All is quiet at the surface of the Newberry Volcano.
The last eruption took place here more 1300 years ago. But beneath the surface, there's a lot going on. And, while there's plenty of heat, there's not a lot of water down there -- a component necessary for geothermal energy production.
Backers of an experimental geothermal project in Central Oregon say they're ready to begin the next phase of a plan to create a more cost-effective way of turning underground heat into electricity.
Next month, Newberry Geothermal hopes to solve that problem.
Spokesman David Stowe says high-powered pumps will inject cold water into the well head. After leaving the pipe more than mile below the earth's surface the water will spread out to create series interconnected cracks deep within the rock.
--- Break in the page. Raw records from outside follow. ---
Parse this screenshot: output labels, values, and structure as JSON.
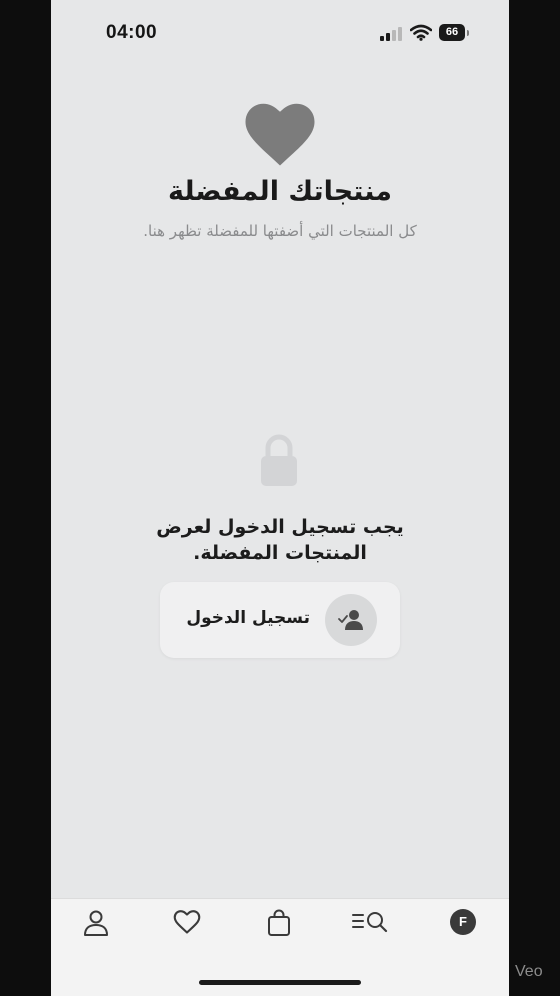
{
  "status_bar": {
    "time": "04:00",
    "battery": "66"
  },
  "favorites": {
    "title": "منتجاتك المفضلة",
    "subtitle": "كل المنتجات التي أضفتها للمفضلة تظهر هنا."
  },
  "login_prompt": {
    "message": "يجب تسجيل الدخول لعرض المنتجات المفضلة.",
    "button_label": "تسجيل الدخول"
  },
  "tab_bar": {
    "items": [
      {
        "icon": "person-icon"
      },
      {
        "icon": "heart-icon"
      },
      {
        "icon": "shopping-bag-icon"
      },
      {
        "icon": "menu-search-icon"
      },
      {
        "icon": "avatar",
        "initial": "F"
      }
    ]
  },
  "watermark": "Veo",
  "colors": {
    "background": "#e6e7e8",
    "heart": "#7c7c7c",
    "text": "#1a1a1a",
    "muted_text": "#8a8b8d"
  }
}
"You can think of it at a giant radiator. You can flow water through it. It transfers the heat from the rock to the water, comes up superheated, turns to steam at the surface and can turn a generator"
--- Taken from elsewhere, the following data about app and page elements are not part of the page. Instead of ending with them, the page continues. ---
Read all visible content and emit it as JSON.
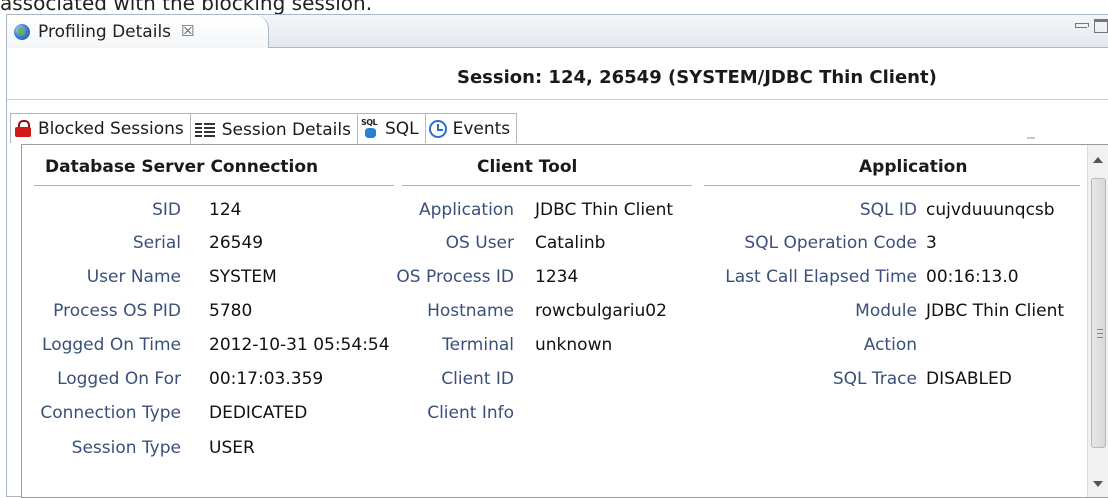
{
  "caption": "associated with the blocking session.",
  "view": {
    "tab_label": "Profiling Details",
    "close_glyph": "☒"
  },
  "session_title": "Session: 124, 26549 (SYSTEM/JDBC Thin Client)",
  "subtabs": [
    {
      "label": "Blocked Sessions",
      "icon": "lock-icon"
    },
    {
      "label": "Session Details",
      "icon": "list-icon",
      "active": true
    },
    {
      "label": "SQL",
      "icon": "sql-icon"
    },
    {
      "label": "Events",
      "icon": "events-icon"
    }
  ],
  "sections": {
    "database": {
      "header": "Database Server Connection",
      "rows": [
        {
          "label": "SID",
          "value": "124"
        },
        {
          "label": "Serial",
          "value": "26549"
        },
        {
          "label": "User Name",
          "value": "SYSTEM"
        },
        {
          "label": "Process OS PID",
          "value": "5780"
        },
        {
          "label": "Logged On Time",
          "value": "2012-10-31 05:54:54"
        },
        {
          "label": "Logged On For",
          "value": "00:17:03.359"
        },
        {
          "label": "Connection Type",
          "value": "DEDICATED"
        },
        {
          "label": "Session Type",
          "value": "USER"
        }
      ]
    },
    "client": {
      "header": "Client Tool",
      "rows": [
        {
          "label": "Application",
          "value": "JDBC Thin Client"
        },
        {
          "label": "OS User",
          "value": "Catalinb"
        },
        {
          "label": "OS Process ID",
          "value": "1234"
        },
        {
          "label": "Hostname",
          "value": "rowcbulgariu02"
        },
        {
          "label": "Terminal",
          "value": "unknown"
        },
        {
          "label": "Client ID",
          "value": ""
        },
        {
          "label": "Client Info",
          "value": ""
        }
      ]
    },
    "application": {
      "header": "Application",
      "rows": [
        {
          "label": "SQL ID",
          "value": "cujvduuunqcsb"
        },
        {
          "label": "SQL Operation Code",
          "value": "3"
        },
        {
          "label": "Last Call Elapsed Time",
          "value": "00:16:13.0"
        },
        {
          "label": "Module",
          "value": "JDBC Thin Client"
        },
        {
          "label": "Action",
          "value": ""
        },
        {
          "label": "SQL Trace",
          "value": "DISABLED"
        }
      ]
    }
  }
}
Stowe says the activity will be closely monitored from the surface using an advanced micro-seismic array.